Sony PlayStation 4 sales surpassed the 7 million mark earlier this month according to the console maker, and Microsoft, its biggest rival, has some work to do if it wants to stay competitive for gamers.
One of the major drags on Xbox One sales is the console's price, according to Jeremy Rosenberg, head of digital at Allison+Partners. When the console launched in the United States last November, its list price was $499.99. That's $100 more than the PlayStation 4.
"Price drops are an inevitable part of the console gaming enterprise. They will drop their price eventually. ... But I think that $100 definitely is causing some people to go with the PS4," said Rosenberg, who added that he expects the Xbox One price to fall by the end of this year.
"They also had the challenge with [Xbox] Kinect being front and center, and I think in this new kind of post-Snowden era, some people are a little bit hesitant to put a camera right in front of the television," Rosenberg said.
And based on sales of games for previous console models, Microsoft might be relying too heavily on exclusive games to drive console sales, according to Rosenberg.

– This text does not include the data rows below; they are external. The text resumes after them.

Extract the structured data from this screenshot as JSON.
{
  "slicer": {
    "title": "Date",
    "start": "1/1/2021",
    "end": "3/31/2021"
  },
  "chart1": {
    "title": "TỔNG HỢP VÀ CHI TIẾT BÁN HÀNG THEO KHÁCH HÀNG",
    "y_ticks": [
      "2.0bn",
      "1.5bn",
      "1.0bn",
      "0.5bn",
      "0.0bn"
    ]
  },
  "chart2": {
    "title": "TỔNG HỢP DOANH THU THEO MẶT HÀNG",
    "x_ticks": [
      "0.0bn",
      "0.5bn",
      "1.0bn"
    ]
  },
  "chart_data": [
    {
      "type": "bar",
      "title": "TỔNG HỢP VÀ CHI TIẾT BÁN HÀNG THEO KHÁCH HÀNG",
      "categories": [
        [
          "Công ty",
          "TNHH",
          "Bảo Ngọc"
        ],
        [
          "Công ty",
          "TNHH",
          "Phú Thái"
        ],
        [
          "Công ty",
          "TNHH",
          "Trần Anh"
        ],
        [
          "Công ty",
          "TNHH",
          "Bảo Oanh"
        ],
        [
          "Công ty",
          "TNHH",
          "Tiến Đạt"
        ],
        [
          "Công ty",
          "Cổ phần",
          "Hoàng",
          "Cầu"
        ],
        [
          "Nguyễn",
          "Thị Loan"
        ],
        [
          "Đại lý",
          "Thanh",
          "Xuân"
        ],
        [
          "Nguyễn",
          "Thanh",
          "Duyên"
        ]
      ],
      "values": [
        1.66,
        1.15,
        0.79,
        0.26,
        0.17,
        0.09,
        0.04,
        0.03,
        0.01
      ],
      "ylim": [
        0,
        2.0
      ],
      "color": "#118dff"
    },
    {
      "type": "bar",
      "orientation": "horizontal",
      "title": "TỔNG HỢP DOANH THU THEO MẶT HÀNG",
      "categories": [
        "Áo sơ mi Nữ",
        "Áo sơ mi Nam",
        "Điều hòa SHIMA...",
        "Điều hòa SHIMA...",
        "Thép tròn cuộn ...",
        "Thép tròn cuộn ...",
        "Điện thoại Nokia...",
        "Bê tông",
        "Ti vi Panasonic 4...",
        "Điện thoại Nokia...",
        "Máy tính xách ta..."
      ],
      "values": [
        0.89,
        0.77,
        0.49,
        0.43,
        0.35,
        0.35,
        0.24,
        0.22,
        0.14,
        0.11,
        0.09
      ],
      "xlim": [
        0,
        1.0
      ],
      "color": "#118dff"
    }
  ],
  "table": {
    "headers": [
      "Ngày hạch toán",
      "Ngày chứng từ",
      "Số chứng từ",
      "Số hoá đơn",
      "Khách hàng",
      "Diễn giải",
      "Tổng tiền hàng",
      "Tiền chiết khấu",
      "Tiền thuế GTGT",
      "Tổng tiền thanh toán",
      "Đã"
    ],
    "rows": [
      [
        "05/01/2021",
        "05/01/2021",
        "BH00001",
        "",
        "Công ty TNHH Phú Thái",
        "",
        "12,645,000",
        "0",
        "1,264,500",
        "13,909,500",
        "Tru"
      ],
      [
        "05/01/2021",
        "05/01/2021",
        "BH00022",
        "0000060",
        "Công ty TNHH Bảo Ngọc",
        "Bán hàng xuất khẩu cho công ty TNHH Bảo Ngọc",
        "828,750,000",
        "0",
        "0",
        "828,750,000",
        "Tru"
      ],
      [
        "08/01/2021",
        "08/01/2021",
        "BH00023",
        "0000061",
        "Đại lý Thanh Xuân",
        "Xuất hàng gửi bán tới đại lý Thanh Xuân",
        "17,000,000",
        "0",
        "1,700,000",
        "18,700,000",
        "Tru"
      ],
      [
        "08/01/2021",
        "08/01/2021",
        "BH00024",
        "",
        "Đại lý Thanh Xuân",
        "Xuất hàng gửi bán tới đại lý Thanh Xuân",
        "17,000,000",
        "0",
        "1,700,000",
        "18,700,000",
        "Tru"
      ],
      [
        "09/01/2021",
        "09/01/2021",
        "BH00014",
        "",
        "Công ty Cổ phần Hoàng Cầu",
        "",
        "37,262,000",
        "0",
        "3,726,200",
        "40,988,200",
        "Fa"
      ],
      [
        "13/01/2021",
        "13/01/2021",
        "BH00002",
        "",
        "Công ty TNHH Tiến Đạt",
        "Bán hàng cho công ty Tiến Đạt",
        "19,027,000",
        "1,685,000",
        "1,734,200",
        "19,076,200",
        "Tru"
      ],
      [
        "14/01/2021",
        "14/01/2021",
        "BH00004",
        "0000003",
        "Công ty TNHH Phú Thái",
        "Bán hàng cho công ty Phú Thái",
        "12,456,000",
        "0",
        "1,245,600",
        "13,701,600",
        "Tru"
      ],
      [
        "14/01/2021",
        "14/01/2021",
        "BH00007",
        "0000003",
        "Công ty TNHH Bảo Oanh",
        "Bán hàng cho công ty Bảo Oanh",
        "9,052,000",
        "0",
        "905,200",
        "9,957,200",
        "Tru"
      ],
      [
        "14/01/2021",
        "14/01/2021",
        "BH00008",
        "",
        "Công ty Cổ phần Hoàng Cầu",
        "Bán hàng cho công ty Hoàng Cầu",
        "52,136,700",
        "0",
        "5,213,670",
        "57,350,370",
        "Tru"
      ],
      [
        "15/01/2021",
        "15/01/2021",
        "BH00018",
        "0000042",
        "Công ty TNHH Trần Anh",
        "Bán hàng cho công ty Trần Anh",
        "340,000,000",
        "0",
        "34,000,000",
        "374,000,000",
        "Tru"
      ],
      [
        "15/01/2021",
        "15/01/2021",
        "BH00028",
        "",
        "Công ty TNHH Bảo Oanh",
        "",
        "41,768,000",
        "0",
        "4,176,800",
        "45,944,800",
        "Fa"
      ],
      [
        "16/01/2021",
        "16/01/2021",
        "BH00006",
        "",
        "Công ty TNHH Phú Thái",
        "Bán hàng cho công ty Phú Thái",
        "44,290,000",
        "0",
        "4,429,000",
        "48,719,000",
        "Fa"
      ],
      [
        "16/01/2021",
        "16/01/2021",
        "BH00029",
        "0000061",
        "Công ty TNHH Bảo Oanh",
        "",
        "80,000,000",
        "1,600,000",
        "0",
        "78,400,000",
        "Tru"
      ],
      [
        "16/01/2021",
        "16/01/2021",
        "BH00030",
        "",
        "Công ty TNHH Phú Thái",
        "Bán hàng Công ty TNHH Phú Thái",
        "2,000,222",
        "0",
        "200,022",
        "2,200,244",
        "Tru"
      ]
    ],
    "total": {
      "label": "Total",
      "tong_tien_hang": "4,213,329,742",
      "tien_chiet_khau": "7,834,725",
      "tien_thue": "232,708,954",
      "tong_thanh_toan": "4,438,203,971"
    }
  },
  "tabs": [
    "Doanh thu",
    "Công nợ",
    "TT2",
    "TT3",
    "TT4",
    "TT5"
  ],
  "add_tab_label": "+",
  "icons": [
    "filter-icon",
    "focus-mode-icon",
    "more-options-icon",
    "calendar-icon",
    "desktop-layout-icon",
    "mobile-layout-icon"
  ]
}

"Halo 3," the best-selling game for the Xbox 360, was sold to more than 25 percent of console owners, while the best-selling PS3 title, "Grand Theft Auto San Andreas," was purchased by about 12 percent of those console owners, Rosenberg noted.
—By CNBC's Althea Chang.